Pertaining to guns and other weapons, the law states that Aggravated Unlawful Use of a Weapon is committed when "a person commits the offense of aggravated unlawful used of a weapon when he or she knowingly..." (goes on to state all of the actions which fall under this statute) (720 ILCS 5/24-1.6).
The Illinois Controlled Substance, Cannabis Control Act, and Act 5 Criminal Code of 2012 have something in common, they all require the defendant to knowingly possess the substance or item.
What does it mean to possess something knowingly? There have been many controversies over the definition of knowledge over past years in the courts. In 2010, Illinois established what they recognize to be a definition of knowledge under the Criminal Offenses Act.
"The nature or attendant circumstances of his or her conduct, described by the statute defining the offense, when her or she is consciously aware that his or her conduct is of that nature or that those circumstances exist. Knowledge of a material fact includes awareness of the substantial probability that the facts exist" (720 ILCS 5/4-5).

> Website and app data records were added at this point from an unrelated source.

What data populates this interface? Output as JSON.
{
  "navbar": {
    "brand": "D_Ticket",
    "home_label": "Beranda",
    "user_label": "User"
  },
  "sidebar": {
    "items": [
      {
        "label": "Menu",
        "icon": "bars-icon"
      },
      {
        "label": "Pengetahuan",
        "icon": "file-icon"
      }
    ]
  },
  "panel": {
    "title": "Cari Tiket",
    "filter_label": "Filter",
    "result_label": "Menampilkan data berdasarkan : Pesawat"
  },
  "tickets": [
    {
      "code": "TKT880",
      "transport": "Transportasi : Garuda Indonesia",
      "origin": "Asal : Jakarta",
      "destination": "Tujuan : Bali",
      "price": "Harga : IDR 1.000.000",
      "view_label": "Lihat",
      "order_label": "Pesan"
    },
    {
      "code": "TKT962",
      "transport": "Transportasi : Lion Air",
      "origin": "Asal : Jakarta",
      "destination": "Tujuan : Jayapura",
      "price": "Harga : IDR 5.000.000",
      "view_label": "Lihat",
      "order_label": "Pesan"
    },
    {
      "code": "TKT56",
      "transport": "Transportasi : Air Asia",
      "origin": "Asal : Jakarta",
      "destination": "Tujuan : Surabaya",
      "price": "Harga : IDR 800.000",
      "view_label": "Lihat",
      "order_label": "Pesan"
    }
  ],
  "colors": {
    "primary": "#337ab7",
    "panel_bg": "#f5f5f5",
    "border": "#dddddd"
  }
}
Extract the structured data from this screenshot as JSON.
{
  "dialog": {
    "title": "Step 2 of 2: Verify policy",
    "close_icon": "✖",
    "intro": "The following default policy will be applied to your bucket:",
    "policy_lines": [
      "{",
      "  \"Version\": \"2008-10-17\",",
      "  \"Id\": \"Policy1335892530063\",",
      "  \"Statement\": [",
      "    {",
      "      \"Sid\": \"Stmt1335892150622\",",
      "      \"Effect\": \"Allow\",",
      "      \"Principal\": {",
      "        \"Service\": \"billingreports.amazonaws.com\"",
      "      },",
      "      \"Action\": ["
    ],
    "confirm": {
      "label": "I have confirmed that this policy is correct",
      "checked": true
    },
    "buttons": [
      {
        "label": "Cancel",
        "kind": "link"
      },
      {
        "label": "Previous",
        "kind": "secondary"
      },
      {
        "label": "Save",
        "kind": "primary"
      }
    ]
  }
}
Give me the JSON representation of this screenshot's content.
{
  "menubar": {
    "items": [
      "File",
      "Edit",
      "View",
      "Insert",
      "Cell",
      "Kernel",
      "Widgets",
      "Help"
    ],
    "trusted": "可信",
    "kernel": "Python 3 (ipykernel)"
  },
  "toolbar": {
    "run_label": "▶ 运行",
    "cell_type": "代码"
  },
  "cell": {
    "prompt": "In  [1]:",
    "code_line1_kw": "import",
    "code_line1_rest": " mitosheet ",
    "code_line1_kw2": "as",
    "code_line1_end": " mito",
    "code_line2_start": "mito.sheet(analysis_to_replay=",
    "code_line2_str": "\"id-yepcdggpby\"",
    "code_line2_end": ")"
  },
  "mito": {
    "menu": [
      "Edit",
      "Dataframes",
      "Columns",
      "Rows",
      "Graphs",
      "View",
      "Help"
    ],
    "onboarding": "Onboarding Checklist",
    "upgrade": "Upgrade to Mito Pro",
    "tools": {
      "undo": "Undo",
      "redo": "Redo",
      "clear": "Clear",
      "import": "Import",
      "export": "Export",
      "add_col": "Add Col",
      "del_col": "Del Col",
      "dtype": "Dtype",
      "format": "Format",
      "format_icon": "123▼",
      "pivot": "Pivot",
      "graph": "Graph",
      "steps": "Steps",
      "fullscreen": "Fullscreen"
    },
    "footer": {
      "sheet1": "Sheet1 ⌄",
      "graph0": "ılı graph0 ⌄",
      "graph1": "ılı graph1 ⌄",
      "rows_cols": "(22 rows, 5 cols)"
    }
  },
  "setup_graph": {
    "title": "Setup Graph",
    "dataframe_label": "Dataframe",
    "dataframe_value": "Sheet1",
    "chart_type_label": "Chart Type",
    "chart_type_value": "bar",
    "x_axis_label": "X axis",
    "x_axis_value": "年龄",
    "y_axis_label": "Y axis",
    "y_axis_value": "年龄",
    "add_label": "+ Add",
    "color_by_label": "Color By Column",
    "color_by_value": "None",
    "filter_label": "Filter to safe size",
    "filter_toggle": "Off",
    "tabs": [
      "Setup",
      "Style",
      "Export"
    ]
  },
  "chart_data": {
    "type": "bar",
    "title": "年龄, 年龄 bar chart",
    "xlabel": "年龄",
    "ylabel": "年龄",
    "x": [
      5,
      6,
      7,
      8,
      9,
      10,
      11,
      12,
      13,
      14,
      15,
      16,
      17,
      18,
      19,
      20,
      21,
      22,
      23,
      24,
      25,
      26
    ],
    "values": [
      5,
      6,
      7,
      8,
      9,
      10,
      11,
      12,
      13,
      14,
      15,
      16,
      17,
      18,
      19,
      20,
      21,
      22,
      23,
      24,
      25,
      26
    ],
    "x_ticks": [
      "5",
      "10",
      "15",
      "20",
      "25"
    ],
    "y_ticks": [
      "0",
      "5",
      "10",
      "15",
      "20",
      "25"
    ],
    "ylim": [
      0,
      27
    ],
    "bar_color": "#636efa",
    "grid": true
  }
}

In short, this means that the circumstances of a particular case can result in a person being deemed to be aware that he/she is in possession of any unlawful substance, or is probably. This is a lower standard than having a subjective intent to be in possession. The good part is that these are fact questions which are left to the jury to decide. As we will see, sometimes seemingly incriminating facts have an innocent explanation.
When you are charged with the possession, it is the States job to prove you knowingly or intentionally possessed that item. "Not only is it the State's job to prove you knowingly possessed the cannabis, but they also must prove that you understood, or knew, the material was an illegal, controlled substance "(U.S. v. Covarrubias, 65 F. 3d 1362 (1995)). In U.S. v. Covarrubias the district court stated a way which knowledge may be inferred or assumed :
You may infer someone has knowledge of something from a combination of feeling or thought that something is likely or true, and a lack of interest or concern in the truth (U.S. v. Covarrubias, 65 F. 3d 1362 (1995)).
Listed below are several examples where the fact of knowingly possessing has played a large roll in the decisions of cases.